Motherhood and a decrease in physical activity participation often go hand in hand. Specifically, early motherhood is a time when women have some of their lowest rates of sport participation (Rhodes et al., 2014). This is a problem, because during the postnatal period (up to 1 year after giving birth) women are at high risk of drastic weight gain, postpartum depression, isolation and anxiety (Demissie et al., 2011).
While physical changes that affect sport participation are well-addressed, how postnatal women re-engage in sport is also affected by gendered expectations accompanying motherhood. These expectations include gender roles dictating how mothers “should” behave (Freysinger et al., 2013). Another expectation is intensive mothering, that is, the expectation that mothers must prioritize their child’s needs over their own (Trussell & Shaw, 2012). These expectations both decrease mothers’ physical activity levels and also weaken their emotional and physical well-being (Henderson et al., 2016).

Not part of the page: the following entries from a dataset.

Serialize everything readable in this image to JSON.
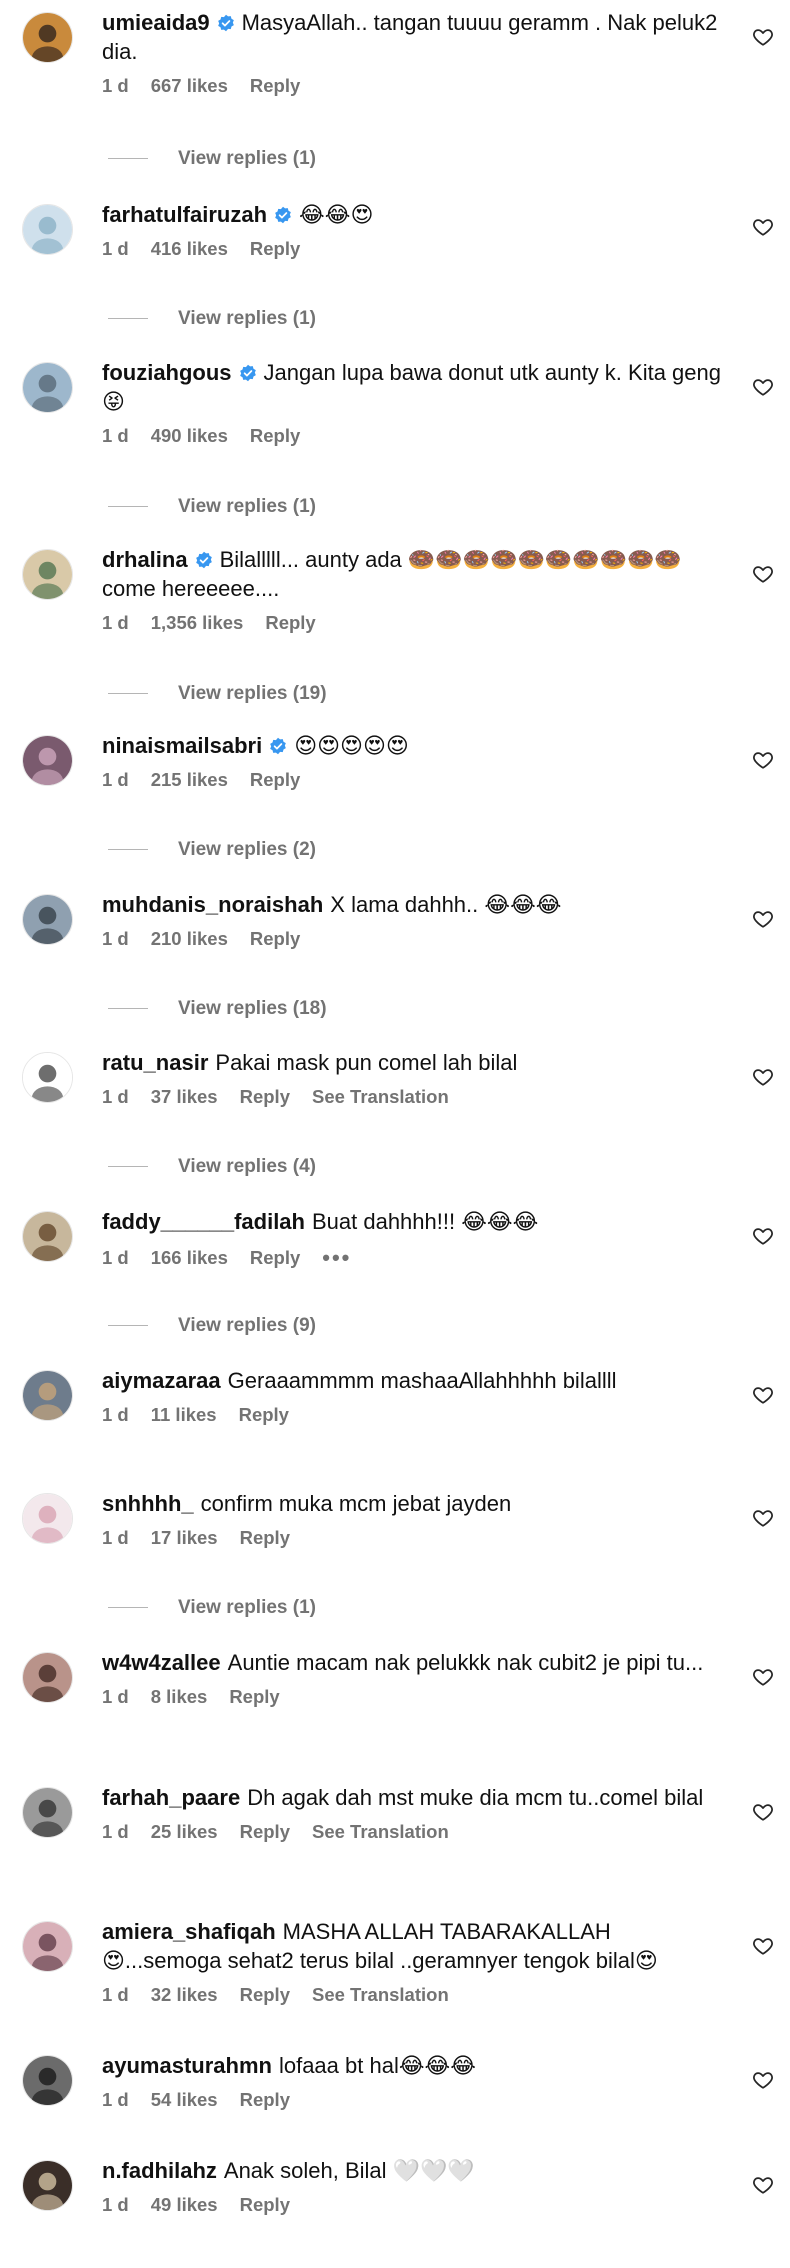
{
  "comments": [
    {
      "username": "umieaida9",
      "verified": true,
      "text": "MasyaAllah.. tangan tuuuu geramm . Nak peluk2 dia.",
      "time": "1 d",
      "likes": "667 likes",
      "reply": "Reply",
      "extra": null,
      "replies": "View replies (1)",
      "avatar_color": "#c98a3c",
      "avatar_accent": "#3b2a1e"
    },
    {
      "username": "farhatulfairuzah",
      "verified": true,
      "text": "😂😂😍",
      "time": "1 d",
      "likes": "416 likes",
      "reply": "Reply",
      "extra": null,
      "replies": "View replies (1)",
      "avatar_color": "#cfe0ec",
      "avatar_accent": "#8fb4c9"
    },
    {
      "username": "fouziahgous",
      "verified": true,
      "text": "Jangan lupa bawa donut utk aunty k. Kita geng😝",
      "time": "1 d",
      "likes": "490 likes",
      "reply": "Reply",
      "extra": null,
      "replies": "View replies (1)",
      "avatar_color": "#9db7cc",
      "avatar_accent": "#5d6e7c"
    },
    {
      "username": "drhalina",
      "verified": true,
      "text": "Bilalllll... aunty ada 🍩🍩🍩🍩🍩🍩🍩🍩🍩🍩 come hereeeee....",
      "time": "1 d",
      "likes": "1,356 likes",
      "reply": "Reply",
      "extra": null,
      "replies": "View replies (19)",
      "avatar_color": "#d9c9a8",
      "avatar_accent": "#5a7a56"
    },
    {
      "username": "ninaismailsabri",
      "verified": true,
      "text": "😍😍😍😍😍",
      "time": "1 d",
      "likes": "215 likes",
      "reply": "Reply",
      "extra": null,
      "replies": "View replies (2)",
      "avatar_color": "#7a5a6e",
      "avatar_accent": "#c9a2b8"
    },
    {
      "username": "muhdanis_noraishah",
      "verified": false,
      "text": "X lama dahhh.. 😂😂😂",
      "time": "1 d",
      "likes": "210 likes",
      "reply": "Reply",
      "extra": null,
      "replies": "View replies (18)",
      "avatar_color": "#8fa0b0",
      "avatar_accent": "#3c4650"
    },
    {
      "username": "ratu_nasir",
      "verified": false,
      "text": "Pakai mask pun comel lah bilal",
      "time": "1 d",
      "likes": "37 likes",
      "reply": "Reply",
      "extra": "See Translation",
      "replies": "View replies (4)",
      "avatar_color": "#ffffff",
      "avatar_accent": "#555555"
    },
    {
      "username": "faddy______fadilah",
      "verified": false,
      "text": "Buat dahhhh!!! 😂😂😂",
      "time": "1 d",
      "likes": "166 likes",
      "reply": "Reply",
      "extra": "•••",
      "replies": "View replies (9)",
      "avatar_color": "#c7b79c",
      "avatar_accent": "#6a4f33"
    },
    {
      "username": "aiymazaraa",
      "verified": false,
      "text": "Geraaammmm mashaaAllahhhhh bilallll",
      "time": "1 d",
      "likes": "11 likes",
      "reply": "Reply",
      "extra": null,
      "replies": null,
      "avatar_color": "#6e7c8c",
      "avatar_accent": "#c2a27a"
    },
    {
      "username": "snhhhh_",
      "verified": false,
      "text": "confirm muka mcm jebat jayden",
      "time": "1 d",
      "likes": "17 likes",
      "reply": "Reply",
      "extra": null,
      "replies": "View replies (1)",
      "avatar_color": "#f3e8ec",
      "avatar_accent": "#d9a7b6"
    },
    {
      "username": "w4w4zallee",
      "verified": false,
      "text": "Auntie macam nak pelukkk nak cubit2 je pipi tu...",
      "time": "1 d",
      "likes": "8 likes",
      "reply": "Reply",
      "extra": null,
      "replies": null,
      "avatar_color": "#b9938a",
      "avatar_accent": "#4a302a"
    },
    {
      "username": "farhah_paare",
      "verified": false,
      "text": "Dh agak dah mst muke dia mcm tu..comel bilal",
      "time": "1 d",
      "likes": "25 likes",
      "reply": "Reply",
      "extra": "See Translation",
      "replies": null,
      "avatar_color": "#9a9a9a",
      "avatar_accent": "#3a3a3a"
    },
    {
      "username": "amiera_shafiqah",
      "verified": false,
      "text": "MASHA ALLAH TABARAKALLAH 😍...semoga sehat2 terus bilal ..geramnyer tengok bilal😍",
      "time": "1 d",
      "likes": "32 likes",
      "reply": "Reply",
      "extra": "See Translation",
      "replies": null,
      "avatar_color": "#d8b0b8",
      "avatar_accent": "#6a4450"
    },
    {
      "username": "ayumasturahmn",
      "verified": false,
      "text": "lofaaa bt hal😂😂😂",
      "time": "1 d",
      "likes": "54 likes",
      "reply": "Reply",
      "extra": null,
      "replies": null,
      "avatar_color": "#6b6b6b",
      "avatar_accent": "#1e1e1e"
    },
    {
      "username": "n.fadhilahz",
      "verified": false,
      "text": "Anak soleh, Bilal 🤍🤍🤍",
      "time": "1 d",
      "likes": "49 likes",
      "reply": "Reply",
      "extra": null,
      "replies": null,
      "avatar_color": "#3a2e28",
      "avatar_accent": "#c9b79a"
    }
  ],
  "colors": {
    "verified": "#3897f0",
    "meta": "#737373",
    "text": "#111111"
  },
  "icons": {
    "like": "heart-outline-icon",
    "verified": "verified-badge-icon"
  }
}
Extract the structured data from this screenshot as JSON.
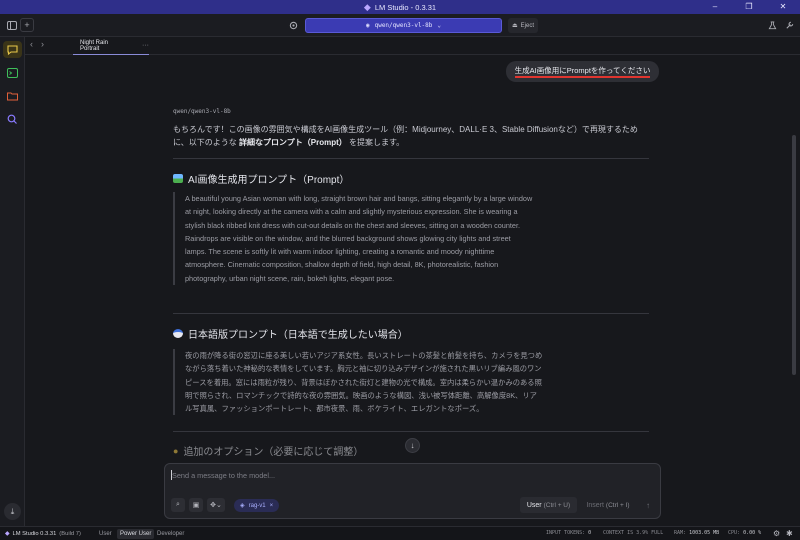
{
  "window": {
    "app_title": "LM Studio - 0.3.31",
    "controls": [
      "–",
      "❐",
      "✕"
    ]
  },
  "header": {
    "model_name": "qwen/qwen3-vl-8b",
    "eject_label": "Eject"
  },
  "tab": {
    "label": "Night Rain Portrait",
    "more": "···"
  },
  "chat": {
    "user_message": "生成AI画像用にPromptを作ってください",
    "assistant_model": "qwen/qwen3-vl-8b",
    "intro_part1": "もちろんです！この画像の雰囲気や構成をAI画像生成ツール（例：Midjourney、DALL·E 3、Stable Diffusionなど）で再現するために、以下のような ",
    "intro_bold": "詳細なプロンプト（Prompt）",
    "intro_part2": " を提案します。",
    "section1_title": "AI画像生成用プロンプト（Prompt）",
    "section1_body": "A beautiful young Asian woman with long, straight brown hair and bangs, sitting elegantly by a large window at night, looking directly at the camera with a calm and slightly mysterious expression. She is wearing a stylish black ribbed knit dress with cut-out details on the chest and sleeves, sitting on a wooden counter. Raindrops are visible on the window, and the blurred background shows glowing city lights and street lamps. The scene is softly lit with warm indoor lighting, creating a romantic and moody nighttime atmosphere. Cinematic composition, shallow depth of field, high detail, 8K, photorealistic, fashion photography, urban night scene, rain, bokeh lights, elegant pose.",
    "section2_title": "日本語版プロンプト（日本語で生成したい場合）",
    "section2_body": "夜の雨が降る街の窓辺に座る美しい若いアジア系女性。長いストレートの茶髪と前髪を持ち、カメラを見つめながら落ち着いた神秘的な表情をしています。胸元と袖に切り込みデザインが施された黒いリブ編み風のワンピースを着用。窓には雨粒が残り、背景はぼかされた街灯と建物の光で構成。室内は柔らかい温かみのある照明で照らされ、ロマンチックで詩的な夜の雰囲気。映画のような構図、浅い被写体距離、高解像度8K、リアル写真風、ファッションポートレート、都市夜景、雨、ボケライト、エレガントなポーズ。",
    "section3_title": "追加のオプション（必要に応じて調整）"
  },
  "composer": {
    "placeholder": "Send a message to the model...",
    "rag_label": "rag-v1",
    "rag_close": "×",
    "send_user_label": "User",
    "send_user_shortcut": "(Ctrl + U)",
    "insert_label": "Insert",
    "insert_shortcut": "(Ctrl + I)"
  },
  "status": {
    "brand": "LM Studio 0.3.31",
    "build": "(Build 7)",
    "modes": [
      "User",
      "Power User",
      "Developer"
    ],
    "selected_mode": "Power User",
    "input_tokens_label": "INPUT TOKENS:",
    "input_tokens_value": "0",
    "context_label": "CONTEXT IS 3.9% FULL",
    "ram_label": "RAM:",
    "ram_value": "1003.05 MB",
    "cpu_label": "CPU:",
    "cpu_value": "0.00 %"
  },
  "colors": {
    "accent": "#3b3bb3",
    "titlebar": "#2f2f8a",
    "highlight_underline": "#e0352f"
  }
}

Research has looked at how mothers combat these expectations while rejoining sport postnatally. But research has rarely examined team sport’s role. Team sport can reduce negative effects that accompany the postpartum period, while helping increase physical activity levels, socialization and identity affirmation (Batey & Owton, 2014). Team sport can also help postnatal women feel like they’re part of a community and are empowered to resist the gendered expectations of motherhood.